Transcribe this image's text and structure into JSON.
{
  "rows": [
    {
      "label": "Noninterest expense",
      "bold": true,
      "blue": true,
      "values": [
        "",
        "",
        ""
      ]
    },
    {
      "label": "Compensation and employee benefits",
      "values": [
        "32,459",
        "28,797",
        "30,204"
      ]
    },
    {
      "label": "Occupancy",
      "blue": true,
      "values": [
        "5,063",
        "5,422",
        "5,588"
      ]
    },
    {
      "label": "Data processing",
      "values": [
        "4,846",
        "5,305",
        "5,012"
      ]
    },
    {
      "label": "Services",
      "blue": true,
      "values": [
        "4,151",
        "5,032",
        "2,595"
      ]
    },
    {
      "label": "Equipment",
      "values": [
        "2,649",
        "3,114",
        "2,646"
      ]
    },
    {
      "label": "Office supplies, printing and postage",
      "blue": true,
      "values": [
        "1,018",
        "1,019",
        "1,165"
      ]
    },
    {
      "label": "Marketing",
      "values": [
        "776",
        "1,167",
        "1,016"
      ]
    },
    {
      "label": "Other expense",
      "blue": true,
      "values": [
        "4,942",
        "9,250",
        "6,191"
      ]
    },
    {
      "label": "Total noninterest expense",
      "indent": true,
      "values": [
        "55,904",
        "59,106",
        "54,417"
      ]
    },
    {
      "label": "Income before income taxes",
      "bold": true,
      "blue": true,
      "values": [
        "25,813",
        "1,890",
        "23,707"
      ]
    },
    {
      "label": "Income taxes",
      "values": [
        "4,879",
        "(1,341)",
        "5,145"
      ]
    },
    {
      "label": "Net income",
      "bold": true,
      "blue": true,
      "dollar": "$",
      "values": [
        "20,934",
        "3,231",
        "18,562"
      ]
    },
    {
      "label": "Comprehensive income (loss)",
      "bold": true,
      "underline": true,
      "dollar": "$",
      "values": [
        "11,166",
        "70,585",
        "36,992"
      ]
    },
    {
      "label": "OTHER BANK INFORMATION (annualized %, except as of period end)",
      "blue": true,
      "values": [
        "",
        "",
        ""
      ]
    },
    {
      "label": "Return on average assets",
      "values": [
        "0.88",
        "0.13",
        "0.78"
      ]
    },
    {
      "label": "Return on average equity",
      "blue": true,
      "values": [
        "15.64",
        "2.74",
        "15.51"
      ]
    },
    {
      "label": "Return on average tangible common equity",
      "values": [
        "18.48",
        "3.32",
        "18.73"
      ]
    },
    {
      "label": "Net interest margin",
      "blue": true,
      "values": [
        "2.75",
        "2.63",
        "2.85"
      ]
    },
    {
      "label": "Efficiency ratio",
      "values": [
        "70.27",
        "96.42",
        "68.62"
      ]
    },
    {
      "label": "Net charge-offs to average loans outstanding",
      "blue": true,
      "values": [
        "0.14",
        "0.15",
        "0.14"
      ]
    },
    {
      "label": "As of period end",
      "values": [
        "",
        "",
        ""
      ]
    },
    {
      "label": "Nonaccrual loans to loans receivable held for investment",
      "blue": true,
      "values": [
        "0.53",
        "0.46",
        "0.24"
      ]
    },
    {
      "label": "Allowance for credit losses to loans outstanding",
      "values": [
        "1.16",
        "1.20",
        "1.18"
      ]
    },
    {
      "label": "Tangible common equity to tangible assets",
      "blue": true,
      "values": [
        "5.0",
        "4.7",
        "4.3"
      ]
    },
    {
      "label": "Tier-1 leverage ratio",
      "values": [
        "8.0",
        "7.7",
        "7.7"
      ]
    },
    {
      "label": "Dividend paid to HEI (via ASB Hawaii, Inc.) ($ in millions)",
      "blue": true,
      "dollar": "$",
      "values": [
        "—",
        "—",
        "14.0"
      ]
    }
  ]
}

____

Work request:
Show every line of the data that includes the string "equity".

Answer below:
      "label": "Return on average equity",
      "label": "Return on average tangible common equity",
      "label": "Tangible common equity to tangible assets",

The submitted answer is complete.